The data files store the data that make up the database i.e. internal database structures, data pages, index pages etc. What then is the purpose of the transaction log? Well, it's basically to keep a record of all modifications made to the database. Let's take the following example:
Why does it work like that? Why isn't the change written to the data file immediately? Simply because it is inefficient to do so. The data file may need to expand to accomodate the changes, page splits may need to be made, new extents may need to be allocated etc etc. Writing to the transaction log is far faster, as log records are recorded serially. Which is also why the general recommendation is to use a physically separate disk to store the transaction log, as disk reads and writes are largely serial in nature. Disk reads and writes for data files are largely random.
What then is recorded in the transaction log? Something like this (a very simplified example):
The change is recorded in a series of log records in the transaction log. Each record is given a number, called the Log Sequence Number (LSN).
Each log record is stored in a virtual log file in the transaction log. A transaction log can have any number of virtual log files, and is determined by the database engine. The size of each virtual log file is also not fixed.
In our example then, the active portion of the log is the section that contains our transactions. This is the portion that is required to do a full recovery of the database. When more transactions are created, the active portion of the log will grow.
What happens when a checkpoint occurs? The changes are written to the data file, and a checkpoint record is created.
Now, the changes made by transactions 1, 2 and 3 have been written to the data file. The active portion of the log now spans from LSN 50 to LSN 52, because transaction 3 has not been committed. As for LSN 45 to 49, they can be reused if the database is running the simple recovery model, as those records are no longer required.
When SQL Server marks virtual log file 1 and 2 as reusable, it is known as truncating the transaction log.
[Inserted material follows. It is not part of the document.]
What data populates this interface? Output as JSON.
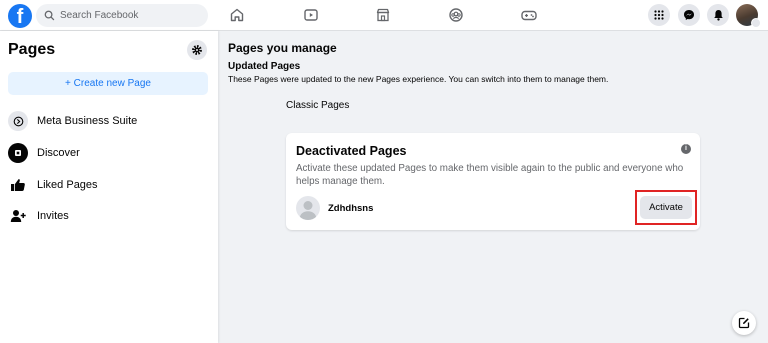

Note that the physical size of the log is still the same.
If the database is running the full or bulk-logged recovery models, LSN 45 to 49 can only be deleted and the space reused when the transaction log is backed up.
What happens now when more transactions are created? In the simple recovery model, the free space at the beginning of the log is resued.
In the full or bulk-logged recovery models, the transaction log will need to be extended.
If the transaction log is a fixed size log, you will receive the following error in SQL Server 2000:
In SQL Server 2005, the following error is displayed:
So basically in order to keep your transaction log to a manageable size:
·ensure that your transactions are committed as soon as the changes are confirmed, or rolled-back if there is an error.
·back up your transaction log periodically if your database is running the full or bulk-logged recovery models
To find out what is the oldest active transaction in a database, especially the time it started, use the DBCC OPENTRAN command e.g.
To find out how much log space has been used in each database, use the DBCC SQLPERF command:
To find out how many virtual logs are there in your transaction log, use the DBCC LOGINFO command. The details that are displayed are for the database that you are currently connected to. This was the output I got for my AdventureWorks database:
This means that there are 4 virtual log files (1 row for each virtual log file) in my transaction log, all contained in a single physical file (FileId = 2). The 1st, 2nd and 3rd virtual log files are 458752 bytes in size (FileSize = 458752), while the last virtual log file is 712704 bytes in size. The 1st to 3rd virtual log files are either unused or reusable (Status = 0), while the 4th virtual log file is in use (Status = 2). The virtual log files are in the same sequence as the physical layout of the file (FSeqNo is ascending), though this may not always be the case.